Alternatively, Palestine-friendly members of Congress oppose the existing U.S. law because of the message it sends about America's commitment to a two-state solution. In essence: We support an independent Palestine in theory but not in practice.

"The antiquated laws that required us to cut funding after UNESCO members democratically voted to admit Palestine are a bad idea," Rep. Keith Ellison (D-Minn) told The Cable, "I call on my colleagues to overturn these laws by supporting legislation I plan to introduce soon. The United States must not voluntarily forfeit its leadership in the world community." Ellison's bill will give the president a waiver to continue funding the group.

The White House, in a statement to The Cable, also made clear it wasn't happy about the development. "President Obama has requested a legislative authority that would allow the United States to continue to pay our dues to U.N. specialized agencies that admit the Palestinians as a member state if it is in the U.S. national interest," said National Security Council spokeswoman Caitlin Hayden. "Although that proposal has not yet been enacted, the President remains committed to that goal."

However, some pro-Israel hardliners in Congress such as House Majority Leader Eric Cantor and Rep. Ileana Ros-Lehtinen don't see things that way, and remain staunchly opposed to a waiver. "It rewards the Palestinian leadership's dangerous scheme to bypass negotiations with Israel and seek recognition of a self-declared ‘Palestinian state,'" Ros-Lehtinen said at the time of the vote. She has proposed legislation cutting off taxpayer money to any UN agency that "grants upgraded status to Palestine." 

"Such strong action is the only way to deter other U.N. bodies from following in UNESCO's footsteps, and to prevent U.S. taxpayer dollars from paying for biased entities at the U.N.," she said.

Despite the opposition, some say the White House isn't trying hard enough to get congressional support from like-minded allies on the Hill. "If the administration is serious about undoing the damage caused at UNESCO, they've got to push hard for a waiver," said the aide. "It's an easy case to make, they just have to decide how hard they're going to make it."
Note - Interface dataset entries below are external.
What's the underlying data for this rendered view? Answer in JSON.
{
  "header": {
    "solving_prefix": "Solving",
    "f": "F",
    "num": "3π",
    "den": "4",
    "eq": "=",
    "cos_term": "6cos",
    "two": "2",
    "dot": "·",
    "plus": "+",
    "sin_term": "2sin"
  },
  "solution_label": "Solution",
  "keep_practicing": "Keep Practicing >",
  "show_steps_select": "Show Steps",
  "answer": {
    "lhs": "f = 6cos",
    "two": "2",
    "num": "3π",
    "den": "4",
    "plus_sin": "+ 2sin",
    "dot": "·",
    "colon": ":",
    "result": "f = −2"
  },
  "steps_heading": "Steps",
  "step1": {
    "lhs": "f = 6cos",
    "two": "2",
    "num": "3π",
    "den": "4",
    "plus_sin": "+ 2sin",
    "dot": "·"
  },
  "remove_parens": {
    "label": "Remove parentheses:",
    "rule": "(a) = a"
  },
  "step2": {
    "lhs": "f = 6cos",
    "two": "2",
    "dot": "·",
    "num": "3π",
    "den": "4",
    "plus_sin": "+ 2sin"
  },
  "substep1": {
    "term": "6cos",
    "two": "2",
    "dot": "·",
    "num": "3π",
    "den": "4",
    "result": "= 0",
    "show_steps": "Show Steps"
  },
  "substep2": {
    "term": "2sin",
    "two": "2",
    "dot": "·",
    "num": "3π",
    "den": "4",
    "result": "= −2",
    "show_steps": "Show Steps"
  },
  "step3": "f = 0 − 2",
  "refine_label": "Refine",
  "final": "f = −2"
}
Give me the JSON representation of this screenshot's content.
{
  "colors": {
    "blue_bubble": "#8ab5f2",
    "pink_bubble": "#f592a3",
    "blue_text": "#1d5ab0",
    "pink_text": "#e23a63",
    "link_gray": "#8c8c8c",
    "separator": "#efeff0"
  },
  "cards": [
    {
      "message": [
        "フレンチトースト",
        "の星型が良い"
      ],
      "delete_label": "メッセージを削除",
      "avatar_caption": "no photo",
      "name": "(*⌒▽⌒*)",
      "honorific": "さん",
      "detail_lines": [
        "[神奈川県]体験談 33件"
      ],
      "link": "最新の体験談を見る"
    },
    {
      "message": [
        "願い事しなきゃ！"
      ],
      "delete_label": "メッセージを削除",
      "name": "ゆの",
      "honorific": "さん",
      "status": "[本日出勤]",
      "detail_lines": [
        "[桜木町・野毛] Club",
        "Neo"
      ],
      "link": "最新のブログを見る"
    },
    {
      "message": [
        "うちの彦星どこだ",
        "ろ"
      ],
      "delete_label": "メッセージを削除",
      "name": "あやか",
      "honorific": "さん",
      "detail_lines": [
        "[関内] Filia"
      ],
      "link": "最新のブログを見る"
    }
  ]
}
Yeo, however, defended the administration. "President Obama has asked for a waiver. Secretary Clinton sent a letter to Congress making the case for a waiver, and Secretary Kerry too has indicated a need for greater flexibility on this issue," he said. "All of the right people have said the right things."

"The solution, of course, is for the president and Congress to work together," he added. The earliest legislative vehicle for a waiver fix is in the long-term continuing resolution, which the House and Senate are expected to tackle in mid January.

The biggest obstacle may be finding the oxygen to even discuss the issue given all the other topics that will occupy Congress's time this winter. "Despite the loss of our vote in the General Conference, the United States will continue our engagement at UNESCO, though we are concerned that the loss of our vote could leave a leadership vacuum that other governments that don't share our commitment to democratic principles may try to fill," said Hayden. "And the loss of U.S. contributions to UNESCO has already had an adverse effect on programs related to freedom of the press, internet governance, Holocaust education, and world heritage issues."